Proving that homeowners and business owners in such cities as Fremont, Salt Lake City and Milwaukee aren't the only ones who create false alarms, the White House fell victim to a false alarm earlier this week, when on Wednesday, security went on full alert after a radar system mistakenly picked up some anomaly (birds are a prime suspect) in the restricted air space. President Bush was moved to an underground bunker and guys with guns roamed the White House for a few minutes until it was determined that it was just a false alarm. The incident was the first for the year, so like they do in most cities when a false alarm occurs, we hope that D.C. doesn't fine the White House for responding.
Another of our biggest stories of the week was that surveillance/security employees at Caesars Atlantic City Hotel & Casino have been accused of using the casino's cameras to ogle female patrons. The complaint alleges that the operators focused the cameras on "selected parts of the anatomy" of female gambling patrons. The incident is believed to have occurred over three days back in October. This is no light-hearted story -- while Caesars' security workers were getting their jollies focusing expensive cameras on women in the casino, the NJ Division of Gaming Enforcement was getting ready to slap them with a reprimand and get their name smeared across the news. Are your employees doing this? Are you sure?
One of the most alarming parts of this week has been the number of stories coming across our news wires about bomb threats and fake bombs at schools. In California, they found a fake bomb in a school's swimming pool. It wasn't the first time the school has been hit by this kind of incident. Speaking of not being hit for the first time by a false bomb threat, point your eyes toward Arkansas where a school has had four false bomb threats in four months. This kind of incident is: (A) Disruptive? (B) Expensive? (C) Disconcerting? I say we choose (D) - "All of the above." In Arkansas, that's equivalent to four days of school lost this semester. If this trend continues, we are going to have to begin weighing the costs of a high security perimeter closer to the likes of an airport against the costs otherwise faced when police and bomb squads are called in to search a school, plus the educational costs of lost teaching time. These aren't the days of the little one-room schoolhouse -- it's a serious endeavor to search today's mammoth-sized school facilities.
Finally, for those of you involved in securing manufacturing facilities, I encourage you to point your computer's mouse to a fact sheet from the DHS about what's being done to secure our nation's chemical facilities. If you've ever wanted to see a plan of action from DHS, take a look at this. Our opinion: These procedures can serve as a model for securing our nation's infrastructure.
That wraps it up for SIW's review of the week. If you haven't already read the following most read stories of the week, check them out:
- Dispelling the Top 10 Myths of IP Surveillance: Myth #4
- Our Man in the Field: The Process of the IP Solution, Part V
- How to Train Your Security Staff for Successful Report Writing

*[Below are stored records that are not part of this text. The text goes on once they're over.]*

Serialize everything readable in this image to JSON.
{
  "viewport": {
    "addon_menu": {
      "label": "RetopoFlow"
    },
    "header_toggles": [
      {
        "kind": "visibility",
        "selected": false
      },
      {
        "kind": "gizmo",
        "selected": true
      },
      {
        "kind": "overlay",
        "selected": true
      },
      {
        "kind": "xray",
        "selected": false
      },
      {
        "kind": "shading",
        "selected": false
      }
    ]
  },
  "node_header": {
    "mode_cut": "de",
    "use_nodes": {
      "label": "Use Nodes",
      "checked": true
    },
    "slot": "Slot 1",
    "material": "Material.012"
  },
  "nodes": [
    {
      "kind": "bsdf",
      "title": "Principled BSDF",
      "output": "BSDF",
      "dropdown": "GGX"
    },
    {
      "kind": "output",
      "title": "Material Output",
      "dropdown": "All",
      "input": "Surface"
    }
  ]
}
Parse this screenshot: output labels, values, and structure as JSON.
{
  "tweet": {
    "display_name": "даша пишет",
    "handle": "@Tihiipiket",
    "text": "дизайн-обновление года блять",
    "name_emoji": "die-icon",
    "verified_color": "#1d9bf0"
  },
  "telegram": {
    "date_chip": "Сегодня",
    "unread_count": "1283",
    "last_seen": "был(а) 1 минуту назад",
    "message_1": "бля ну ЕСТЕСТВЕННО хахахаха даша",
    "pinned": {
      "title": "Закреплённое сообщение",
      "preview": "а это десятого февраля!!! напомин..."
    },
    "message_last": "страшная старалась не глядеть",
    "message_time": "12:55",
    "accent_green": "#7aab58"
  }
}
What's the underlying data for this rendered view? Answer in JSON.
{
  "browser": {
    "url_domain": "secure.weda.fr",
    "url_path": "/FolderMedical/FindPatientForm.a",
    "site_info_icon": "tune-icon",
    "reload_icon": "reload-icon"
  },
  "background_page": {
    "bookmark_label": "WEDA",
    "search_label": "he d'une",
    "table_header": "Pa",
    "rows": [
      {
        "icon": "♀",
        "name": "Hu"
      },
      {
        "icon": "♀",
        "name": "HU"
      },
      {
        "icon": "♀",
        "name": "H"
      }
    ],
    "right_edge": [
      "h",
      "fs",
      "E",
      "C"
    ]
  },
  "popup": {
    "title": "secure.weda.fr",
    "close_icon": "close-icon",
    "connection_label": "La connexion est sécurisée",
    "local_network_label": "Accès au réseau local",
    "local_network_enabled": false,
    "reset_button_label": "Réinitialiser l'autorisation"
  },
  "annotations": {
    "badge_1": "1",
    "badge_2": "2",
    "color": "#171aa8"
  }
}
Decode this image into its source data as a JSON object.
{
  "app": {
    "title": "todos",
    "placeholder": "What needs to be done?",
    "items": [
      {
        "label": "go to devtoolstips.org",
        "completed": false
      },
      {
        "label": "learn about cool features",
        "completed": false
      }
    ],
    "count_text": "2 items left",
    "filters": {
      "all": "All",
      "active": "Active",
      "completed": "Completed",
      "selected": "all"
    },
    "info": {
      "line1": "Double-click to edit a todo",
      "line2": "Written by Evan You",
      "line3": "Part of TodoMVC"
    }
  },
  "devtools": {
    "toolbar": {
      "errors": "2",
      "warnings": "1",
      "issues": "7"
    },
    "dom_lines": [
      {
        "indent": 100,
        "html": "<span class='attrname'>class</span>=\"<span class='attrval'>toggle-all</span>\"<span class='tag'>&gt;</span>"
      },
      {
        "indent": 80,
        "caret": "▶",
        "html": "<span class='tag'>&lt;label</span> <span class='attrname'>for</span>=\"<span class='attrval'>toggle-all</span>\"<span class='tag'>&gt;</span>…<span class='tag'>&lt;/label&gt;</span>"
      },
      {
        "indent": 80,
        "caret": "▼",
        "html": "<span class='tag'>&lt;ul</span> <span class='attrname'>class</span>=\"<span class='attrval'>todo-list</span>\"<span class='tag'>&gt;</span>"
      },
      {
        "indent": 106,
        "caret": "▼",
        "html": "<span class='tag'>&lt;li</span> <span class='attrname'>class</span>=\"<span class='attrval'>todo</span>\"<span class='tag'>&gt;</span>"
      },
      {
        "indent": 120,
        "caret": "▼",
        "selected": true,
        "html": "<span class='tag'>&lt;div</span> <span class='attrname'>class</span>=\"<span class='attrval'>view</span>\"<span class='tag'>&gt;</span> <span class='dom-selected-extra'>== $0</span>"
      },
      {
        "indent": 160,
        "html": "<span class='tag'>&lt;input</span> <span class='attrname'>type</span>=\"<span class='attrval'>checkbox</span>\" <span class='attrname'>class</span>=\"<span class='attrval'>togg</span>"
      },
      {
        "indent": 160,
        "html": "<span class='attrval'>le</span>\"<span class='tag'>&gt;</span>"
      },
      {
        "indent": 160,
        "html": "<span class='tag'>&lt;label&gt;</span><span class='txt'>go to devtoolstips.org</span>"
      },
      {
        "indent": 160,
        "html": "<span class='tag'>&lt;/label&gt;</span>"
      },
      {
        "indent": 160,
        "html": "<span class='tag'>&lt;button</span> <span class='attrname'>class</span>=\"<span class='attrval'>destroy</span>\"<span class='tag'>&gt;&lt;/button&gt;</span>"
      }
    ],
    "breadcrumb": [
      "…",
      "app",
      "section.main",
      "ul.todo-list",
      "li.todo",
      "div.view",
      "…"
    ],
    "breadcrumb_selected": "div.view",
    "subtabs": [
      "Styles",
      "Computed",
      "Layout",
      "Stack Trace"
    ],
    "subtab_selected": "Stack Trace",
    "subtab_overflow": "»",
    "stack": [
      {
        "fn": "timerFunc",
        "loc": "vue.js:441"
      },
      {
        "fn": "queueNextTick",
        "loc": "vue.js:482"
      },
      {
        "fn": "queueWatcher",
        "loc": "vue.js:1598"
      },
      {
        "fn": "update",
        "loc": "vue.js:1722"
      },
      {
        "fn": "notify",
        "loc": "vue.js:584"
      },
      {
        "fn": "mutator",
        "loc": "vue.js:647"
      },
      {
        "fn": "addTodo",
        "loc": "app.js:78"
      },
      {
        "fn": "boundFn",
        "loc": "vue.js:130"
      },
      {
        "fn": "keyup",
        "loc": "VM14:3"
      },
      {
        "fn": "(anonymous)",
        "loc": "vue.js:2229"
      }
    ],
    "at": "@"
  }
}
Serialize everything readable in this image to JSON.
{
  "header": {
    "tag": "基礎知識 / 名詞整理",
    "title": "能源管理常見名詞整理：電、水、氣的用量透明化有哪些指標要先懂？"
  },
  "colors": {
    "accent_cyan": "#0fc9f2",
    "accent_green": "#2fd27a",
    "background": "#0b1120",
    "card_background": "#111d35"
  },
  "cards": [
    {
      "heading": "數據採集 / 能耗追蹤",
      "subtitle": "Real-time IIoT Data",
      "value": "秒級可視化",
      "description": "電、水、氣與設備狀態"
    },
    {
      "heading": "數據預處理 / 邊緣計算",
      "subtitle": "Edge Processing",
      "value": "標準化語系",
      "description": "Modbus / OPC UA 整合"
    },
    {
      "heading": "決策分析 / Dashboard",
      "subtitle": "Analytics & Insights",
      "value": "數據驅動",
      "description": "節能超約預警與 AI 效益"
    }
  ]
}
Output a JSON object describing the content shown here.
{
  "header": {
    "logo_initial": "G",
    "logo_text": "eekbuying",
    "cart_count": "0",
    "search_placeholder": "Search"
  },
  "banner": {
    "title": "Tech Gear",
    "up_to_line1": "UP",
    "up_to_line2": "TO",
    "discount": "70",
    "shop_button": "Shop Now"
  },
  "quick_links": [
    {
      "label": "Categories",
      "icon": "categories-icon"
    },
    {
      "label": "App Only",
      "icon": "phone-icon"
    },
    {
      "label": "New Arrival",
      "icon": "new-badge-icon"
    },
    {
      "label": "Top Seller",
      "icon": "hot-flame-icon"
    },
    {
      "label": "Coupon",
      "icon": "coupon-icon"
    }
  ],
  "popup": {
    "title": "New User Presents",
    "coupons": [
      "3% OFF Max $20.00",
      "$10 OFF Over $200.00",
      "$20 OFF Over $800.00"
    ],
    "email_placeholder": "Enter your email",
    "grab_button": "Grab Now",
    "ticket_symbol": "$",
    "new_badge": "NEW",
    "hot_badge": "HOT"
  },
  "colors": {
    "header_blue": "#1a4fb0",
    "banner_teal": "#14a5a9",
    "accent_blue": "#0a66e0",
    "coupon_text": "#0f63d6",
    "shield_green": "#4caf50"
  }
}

- Making Money by Verifying Alarms in Salt Lake City
- Courts Group Seeks More Funding for Courthouse Security
- Marriott's Risk Management VP on Business Continuity and Insurance
- Congress Members Float New Bill for Strengthening Port Security